While I have had a long and unpleasant relationship with plagiarizers — business school students do it in epidemic numbers — I’m still balanced enough to recognize that some things that look like plagiarism aren’t.
Case in point, the NY Times has a piece today about a new book, “Pandora’s Keepers“, about the nine men behind the atomic bomb. While the book is apparently a decent one, there are allegations emerging that the author lifted at least 33 passages from other works.
Here is an example. In the aforementioned book the following passage occurs:
“In a moody and rambling talk he confessed that he had failed to control the weapon he had helped create.”
The same passage appears, short one “had”, in another book, “Genius in the Shadows”. Fair enough, the author of Pandora’s Keepers lifted the passage, whether accidentally or not.
But the Times article goes on to point out other passages, implying rampant plagiarism, rather than one accidental lift. But the case is much less clear-cut.
For example, here is one passage cited:
“Oppenheimer and Teller eyed each other warily, while the object of their unstated but unmistakable competition sat silently between them.”
The Times compares this to the following passage from another book that mentions the same encounter:
“Teller and Oppenheimer eyed each other like rival suitors, while the object of their attention sat silent between them.”
Sure, the two passages have some superficial similarities — their use of the same awkward “suitor” metaphor, the same eyeing of one another.

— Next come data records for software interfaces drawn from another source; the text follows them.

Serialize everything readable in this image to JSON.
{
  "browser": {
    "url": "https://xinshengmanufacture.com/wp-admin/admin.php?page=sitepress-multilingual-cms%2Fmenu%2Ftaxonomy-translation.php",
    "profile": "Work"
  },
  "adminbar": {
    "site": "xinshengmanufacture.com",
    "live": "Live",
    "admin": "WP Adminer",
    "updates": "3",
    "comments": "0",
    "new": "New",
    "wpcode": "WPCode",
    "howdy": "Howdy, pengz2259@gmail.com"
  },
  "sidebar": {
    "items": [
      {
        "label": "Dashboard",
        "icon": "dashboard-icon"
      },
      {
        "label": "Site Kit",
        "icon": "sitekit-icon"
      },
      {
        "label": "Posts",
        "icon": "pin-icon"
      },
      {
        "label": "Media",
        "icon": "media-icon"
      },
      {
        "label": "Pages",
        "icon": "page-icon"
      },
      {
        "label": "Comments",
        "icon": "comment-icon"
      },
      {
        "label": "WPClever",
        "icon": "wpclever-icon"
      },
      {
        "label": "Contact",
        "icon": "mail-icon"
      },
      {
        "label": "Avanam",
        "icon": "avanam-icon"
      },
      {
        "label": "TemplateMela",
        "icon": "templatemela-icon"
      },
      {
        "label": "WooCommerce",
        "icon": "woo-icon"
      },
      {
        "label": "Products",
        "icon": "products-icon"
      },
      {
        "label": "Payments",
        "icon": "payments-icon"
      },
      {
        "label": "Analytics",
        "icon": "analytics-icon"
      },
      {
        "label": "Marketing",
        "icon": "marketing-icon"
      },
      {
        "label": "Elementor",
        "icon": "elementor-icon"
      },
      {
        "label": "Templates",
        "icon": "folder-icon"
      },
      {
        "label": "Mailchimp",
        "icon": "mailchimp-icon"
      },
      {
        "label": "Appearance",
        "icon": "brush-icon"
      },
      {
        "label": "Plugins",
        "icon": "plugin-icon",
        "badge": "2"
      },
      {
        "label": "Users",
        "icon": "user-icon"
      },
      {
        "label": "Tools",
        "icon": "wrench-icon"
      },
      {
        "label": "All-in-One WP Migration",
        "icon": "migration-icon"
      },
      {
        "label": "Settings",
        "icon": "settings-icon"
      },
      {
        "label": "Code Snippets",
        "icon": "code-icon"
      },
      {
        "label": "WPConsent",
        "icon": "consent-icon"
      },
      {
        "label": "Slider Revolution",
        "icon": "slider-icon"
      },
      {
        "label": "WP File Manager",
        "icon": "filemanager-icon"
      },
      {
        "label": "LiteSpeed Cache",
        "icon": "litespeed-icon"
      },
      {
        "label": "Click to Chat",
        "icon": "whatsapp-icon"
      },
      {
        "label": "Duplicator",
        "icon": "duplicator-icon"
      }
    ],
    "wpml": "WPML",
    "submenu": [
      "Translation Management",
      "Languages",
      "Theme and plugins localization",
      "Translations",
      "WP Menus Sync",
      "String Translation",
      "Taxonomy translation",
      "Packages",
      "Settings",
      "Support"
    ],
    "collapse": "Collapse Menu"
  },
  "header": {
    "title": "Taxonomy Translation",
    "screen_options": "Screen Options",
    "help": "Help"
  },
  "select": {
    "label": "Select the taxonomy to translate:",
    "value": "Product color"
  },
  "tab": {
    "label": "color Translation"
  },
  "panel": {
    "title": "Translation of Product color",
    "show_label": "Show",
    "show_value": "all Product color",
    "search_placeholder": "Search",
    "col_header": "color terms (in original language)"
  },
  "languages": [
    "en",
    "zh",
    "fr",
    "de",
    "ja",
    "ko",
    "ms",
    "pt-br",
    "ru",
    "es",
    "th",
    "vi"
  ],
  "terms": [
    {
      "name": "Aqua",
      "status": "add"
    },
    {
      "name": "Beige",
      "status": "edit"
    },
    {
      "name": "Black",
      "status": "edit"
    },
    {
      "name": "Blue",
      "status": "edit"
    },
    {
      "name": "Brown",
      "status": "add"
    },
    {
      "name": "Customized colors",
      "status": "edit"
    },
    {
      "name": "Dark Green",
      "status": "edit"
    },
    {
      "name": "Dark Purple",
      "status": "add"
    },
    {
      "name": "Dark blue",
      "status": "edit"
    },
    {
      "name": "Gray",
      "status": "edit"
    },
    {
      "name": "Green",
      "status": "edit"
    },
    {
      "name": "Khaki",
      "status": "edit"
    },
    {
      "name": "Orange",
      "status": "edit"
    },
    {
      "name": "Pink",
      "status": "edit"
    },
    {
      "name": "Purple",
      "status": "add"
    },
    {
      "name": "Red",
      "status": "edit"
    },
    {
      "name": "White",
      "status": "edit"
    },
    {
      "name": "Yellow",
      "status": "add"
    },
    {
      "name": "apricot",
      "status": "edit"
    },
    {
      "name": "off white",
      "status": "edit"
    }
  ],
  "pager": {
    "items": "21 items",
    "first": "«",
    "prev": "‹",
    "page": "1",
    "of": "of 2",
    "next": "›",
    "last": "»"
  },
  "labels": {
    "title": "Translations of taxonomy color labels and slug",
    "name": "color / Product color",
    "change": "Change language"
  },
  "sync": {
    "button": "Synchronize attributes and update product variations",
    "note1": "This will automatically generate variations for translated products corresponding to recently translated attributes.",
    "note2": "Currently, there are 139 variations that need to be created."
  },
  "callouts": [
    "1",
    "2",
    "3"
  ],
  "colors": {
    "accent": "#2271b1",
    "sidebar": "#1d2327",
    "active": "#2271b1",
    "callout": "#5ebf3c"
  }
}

But is it really that clear to anyone, other than a post-Jayson Blair New York Times, that this is authorial malfeasance? I just don’t buy it — yet.